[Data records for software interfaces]
[Start of section]

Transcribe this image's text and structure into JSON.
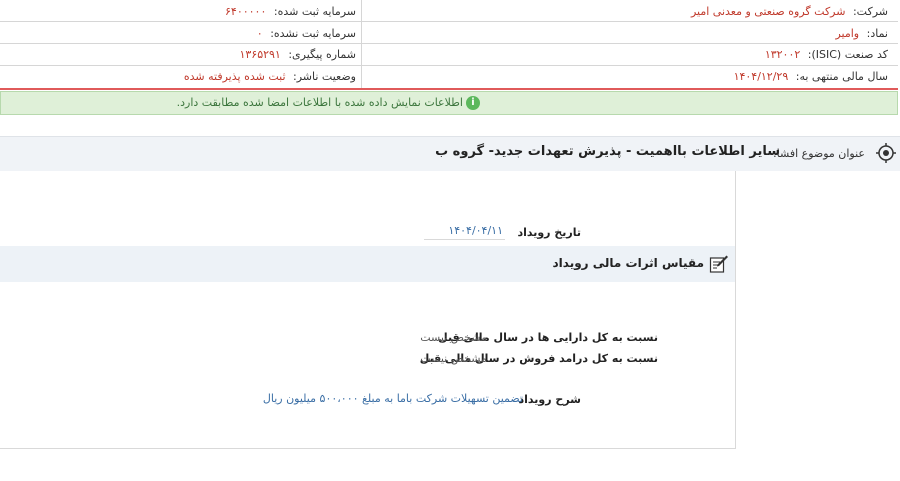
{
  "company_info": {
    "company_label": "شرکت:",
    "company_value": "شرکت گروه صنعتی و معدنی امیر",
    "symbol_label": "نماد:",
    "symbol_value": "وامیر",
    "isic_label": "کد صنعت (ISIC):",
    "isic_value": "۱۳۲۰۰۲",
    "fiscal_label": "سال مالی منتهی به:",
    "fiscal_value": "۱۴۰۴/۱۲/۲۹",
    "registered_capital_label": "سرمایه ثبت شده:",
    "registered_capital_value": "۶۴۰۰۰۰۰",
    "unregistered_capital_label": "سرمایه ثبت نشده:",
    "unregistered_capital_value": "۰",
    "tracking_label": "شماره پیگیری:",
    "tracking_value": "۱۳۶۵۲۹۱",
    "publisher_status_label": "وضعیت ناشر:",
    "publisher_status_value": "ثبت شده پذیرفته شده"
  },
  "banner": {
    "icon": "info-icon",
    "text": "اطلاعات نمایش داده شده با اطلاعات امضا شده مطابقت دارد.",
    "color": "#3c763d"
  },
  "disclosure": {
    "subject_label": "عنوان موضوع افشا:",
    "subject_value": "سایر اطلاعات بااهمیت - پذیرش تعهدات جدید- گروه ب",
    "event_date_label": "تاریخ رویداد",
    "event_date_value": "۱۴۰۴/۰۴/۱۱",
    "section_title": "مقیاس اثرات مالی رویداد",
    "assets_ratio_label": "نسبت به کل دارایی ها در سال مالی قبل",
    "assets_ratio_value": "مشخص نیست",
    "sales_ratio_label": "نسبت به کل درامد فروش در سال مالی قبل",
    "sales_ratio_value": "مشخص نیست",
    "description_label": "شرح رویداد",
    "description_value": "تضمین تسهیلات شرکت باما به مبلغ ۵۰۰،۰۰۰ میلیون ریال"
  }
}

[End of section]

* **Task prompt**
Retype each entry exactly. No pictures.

* **Task output**
Transcribe this image's text and structure into JSON.
{
  "company_info": {
    "company_label": "شرکت:",
    "company_value": "شرکت گروه صنعتی و معدنی امیر",
    "symbol_label": "نماد:",
    "symbol_value": "وامیر",
    "isic_label": "کد صنعت (ISIC):",
    "isic_value": "۱۳۲۰۰۲",
    "fiscal_label": "سال مالی منتهی به:",
    "fiscal_value": "۱۴۰۴/۱۲/۲۹",
    "registered_capital_label": "سرمایه ثبت شده:",
    "registered_capital_value": "۶۴۰۰۰۰۰",
    "unregistered_capital_label": "سرمایه ثبت نشده:",
    "unregistered_capital_value": "۰",
    "tracking_label": "شماره پیگیری:",
    "tracking_value": "۱۳۶۵۲۹۱",
    "publisher_status_label": "وضعیت ناشر:",
    "publisher_status_value": "ثبت شده پذیرفته شده"
  },
  "banner": {
    "icon": "info-icon",
    "text": "اطلاعات نمایش داده شده با اطلاعات امضا شده مطابقت دارد.",
    "color": "#3c763d"
  },
  "disclosure": {
    "subject_label": "عنوان موضوع افشا:",
    "subject_value": "سایر اطلاعات بااهمیت - پذیرش تعهدات جدید- گروه ب",
    "event_date_label": "تاریخ رویداد",
    "event_date_value": "۱۴۰۴/۰۴/۱۱",
    "section_title": "مقیاس اثرات مالی رویداد",
    "assets_ratio_label": "نسبت به کل دارایی ها در سال مالی قبل",
    "assets_ratio_value": "مشخص نیست",
    "sales_ratio_label": "نسبت به کل درامد فروش در سال مالی قبل",
    "sales_ratio_value": "مشخص نیست",
    "description_label": "شرح رویداد",
    "description_value": "تضمین تسهیلات شرکت باما به مبلغ ۵۰۰،۰۰۰ میلیون ریال"
  }
}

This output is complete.